Following a wave of Orange County cities and school districts, Garden Grove could be the next municipality to shift toward electing its council members by district.
Dozens of residents and proponents of district elections, including many young Latino residents from the local League of United Latin American Citizens, turned out at the council meeting Tuesday night to support the proposal by councilman Kris Beard to prepare a resolution for the November 2016 general election ballot.
Moving to a council-districts electoral system from one in which council members are elected on an at-large basis is seen as a way for minority and underserved communities to have greater representation on elected bodies.
But just six months after the departure of two major city officials, amid a city manager search, and just a month before the city is set to pass its annual budget, the majority of Garden Grove’s council had little appetite for taking on a major reorganizing of the city’s main elected body.
Nearly a third of Garden Grove’s residents are Vietnamese and another third are Latino.
Although the council currently has three elected Vietnamese Americans, and has had a strong history of Vietnamese American political participation, no Latinos have ever been elected to the city council.
Beard and Mayor Bao Nguyen, who both strongly support moving to district elections, ultimately convinced reluctant colleagues to schedule a closed session to discuss potential legal threats, but received no support for any further commitment.
Whether or not the council gets behind district elections, they city could be forced to implement a change if advocates decide to sue the city under the 2001 California Voting Rights Act and court determines racially polarized voting exists.
In Anaheim, voters passed a measure in 2014 to replace the city’s at-large voting system with district-based elections, although not before the city spent millions fighting a lawsuit brought by the American Civil Liberties Union.
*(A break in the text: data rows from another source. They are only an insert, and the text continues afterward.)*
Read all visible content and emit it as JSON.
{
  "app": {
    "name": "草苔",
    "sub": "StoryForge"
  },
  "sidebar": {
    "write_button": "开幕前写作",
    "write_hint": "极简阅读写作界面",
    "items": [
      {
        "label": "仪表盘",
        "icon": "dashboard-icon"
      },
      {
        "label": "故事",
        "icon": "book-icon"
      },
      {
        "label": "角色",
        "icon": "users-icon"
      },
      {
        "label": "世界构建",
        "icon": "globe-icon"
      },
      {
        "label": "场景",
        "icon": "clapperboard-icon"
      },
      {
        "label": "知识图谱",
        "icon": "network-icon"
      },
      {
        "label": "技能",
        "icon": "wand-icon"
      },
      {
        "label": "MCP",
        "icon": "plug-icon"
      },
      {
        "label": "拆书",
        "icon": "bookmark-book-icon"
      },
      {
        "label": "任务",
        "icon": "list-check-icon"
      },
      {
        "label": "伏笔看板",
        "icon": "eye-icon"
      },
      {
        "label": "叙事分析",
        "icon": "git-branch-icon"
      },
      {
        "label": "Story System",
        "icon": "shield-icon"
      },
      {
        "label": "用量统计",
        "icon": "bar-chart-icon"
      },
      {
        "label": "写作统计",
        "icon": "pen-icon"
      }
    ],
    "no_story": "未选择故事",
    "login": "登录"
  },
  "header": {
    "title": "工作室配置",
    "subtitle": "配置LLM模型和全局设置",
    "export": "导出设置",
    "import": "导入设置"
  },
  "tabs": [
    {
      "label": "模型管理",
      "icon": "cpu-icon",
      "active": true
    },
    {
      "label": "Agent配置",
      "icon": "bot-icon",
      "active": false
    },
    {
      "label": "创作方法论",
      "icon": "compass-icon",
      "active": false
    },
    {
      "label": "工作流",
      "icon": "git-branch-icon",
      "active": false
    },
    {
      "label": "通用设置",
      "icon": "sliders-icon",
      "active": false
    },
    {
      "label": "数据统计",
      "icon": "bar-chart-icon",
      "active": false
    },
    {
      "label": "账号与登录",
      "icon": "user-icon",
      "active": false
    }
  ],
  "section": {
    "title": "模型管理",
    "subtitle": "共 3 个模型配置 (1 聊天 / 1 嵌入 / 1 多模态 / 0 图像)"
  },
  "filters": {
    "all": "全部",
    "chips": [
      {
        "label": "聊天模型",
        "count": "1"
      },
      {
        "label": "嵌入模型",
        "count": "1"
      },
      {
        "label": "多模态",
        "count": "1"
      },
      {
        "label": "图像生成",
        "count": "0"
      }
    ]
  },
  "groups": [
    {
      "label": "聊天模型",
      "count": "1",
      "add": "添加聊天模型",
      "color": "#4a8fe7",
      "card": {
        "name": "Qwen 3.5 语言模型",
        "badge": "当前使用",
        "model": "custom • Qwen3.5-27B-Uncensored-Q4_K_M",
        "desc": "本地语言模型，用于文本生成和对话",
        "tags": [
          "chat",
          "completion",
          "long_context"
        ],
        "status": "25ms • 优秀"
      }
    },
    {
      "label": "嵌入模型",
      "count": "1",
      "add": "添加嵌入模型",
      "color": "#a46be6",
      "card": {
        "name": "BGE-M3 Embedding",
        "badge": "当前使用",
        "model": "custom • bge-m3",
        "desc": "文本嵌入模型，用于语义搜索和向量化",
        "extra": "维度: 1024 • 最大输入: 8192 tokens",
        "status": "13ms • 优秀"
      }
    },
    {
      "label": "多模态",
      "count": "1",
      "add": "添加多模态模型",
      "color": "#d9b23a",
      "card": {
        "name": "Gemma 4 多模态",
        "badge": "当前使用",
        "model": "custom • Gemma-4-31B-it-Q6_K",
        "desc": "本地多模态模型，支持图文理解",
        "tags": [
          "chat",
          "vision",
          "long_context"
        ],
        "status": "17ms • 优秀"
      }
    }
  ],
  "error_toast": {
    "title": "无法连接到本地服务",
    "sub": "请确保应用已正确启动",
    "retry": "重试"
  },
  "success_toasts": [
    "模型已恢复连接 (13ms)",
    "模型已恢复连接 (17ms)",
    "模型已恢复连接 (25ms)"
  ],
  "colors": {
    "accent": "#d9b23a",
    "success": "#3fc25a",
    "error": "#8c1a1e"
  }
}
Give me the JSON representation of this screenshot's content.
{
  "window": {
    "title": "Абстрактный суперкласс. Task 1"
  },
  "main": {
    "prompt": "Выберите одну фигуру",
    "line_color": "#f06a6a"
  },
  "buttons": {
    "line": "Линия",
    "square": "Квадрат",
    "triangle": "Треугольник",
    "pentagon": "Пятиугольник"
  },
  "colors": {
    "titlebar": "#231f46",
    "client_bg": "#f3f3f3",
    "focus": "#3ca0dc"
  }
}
In March, the ACLU and the Los Angeles-based group Asian Americans Advancing Justice a filed a lawsuit against the City of Fullerton, arguing that the city’s at-large elections violate the rights of Asian American voters, who make up 23 percent of the city’s population.
Already, local advocates with the state LULAC have sent Garden Grove officials letters demanding action.
“I’m not pursuing this for any legal purposes, it’s the right thing to do,” said Beard. “It gets people involved, it gets people engaged…[and] I would rather have a decision made by the voters than a court.”
Councilmen Phat Bui, Steve Jones and Chris Phan all said the timing on the discussion was coming at a bad time — pushing for the council to revisit the issue in 2016.
“Even if we consider this in January, we will have six months to put together what we’d like to propose,” said Bui. “Right now we have so many critical tasks – a huge deficit we have to resolve, realignment [of city leadership] this is not an easy undertaking.”
Nguyen argued that slating the issue for the Nov. 2016 presidential election would ultimately save money, given the relatively low cost of placing the ballot on a general election, $8,500, compared to the cost of a special election, $380,000.
Turnout in presidential election years is also generally higher.
Prior to his election as mayor, Nguyen was also a board trustee for the Garden Grove Unified School District, which decided last May to begin the process of discarding its at-large election system to avoid litigation.
“I’ve gone through this process with the school board [and] whether the city wins or loses, we’re going to have to pay the legal fees, just because that’s how the law was written,” said Nguyen. “It’s wise to be ahead of the game than to have it be dictated to us by a judge and have to pay those legal fees.”
Nguyen also added that moving to by-district elections should not be “a racial thing.”
“There may be concerns that this is something that would affect Asian American political power in Garden Grove — but I don’t want us to look at it like that,” said Nguyen. “The reality is Asian Americans and Latinos are both protected classes according to the California Voting Rights Act…and we can come together in that spirit.”
In addition to a potential court challenge, two proposals in the state Legislature, Assembly Bill 278 and 182, could also force cities with populations over 100,000 to make changes to their at-large voting systems.
Jones pointed to the city’s decision to wait for state legislation before cracking down on medical marijuana dispensaries citywide.
“We’re a conservative city and it’s not like us to get out ahead of the horse with litigation…don’t commit funds where legislation is going to mandate something on us,” said Jones. “I think the timing on this is horrible on a lot of regards.”
Contact Thy Vo at [email protected] or follow her on Twitter @thyanhvo.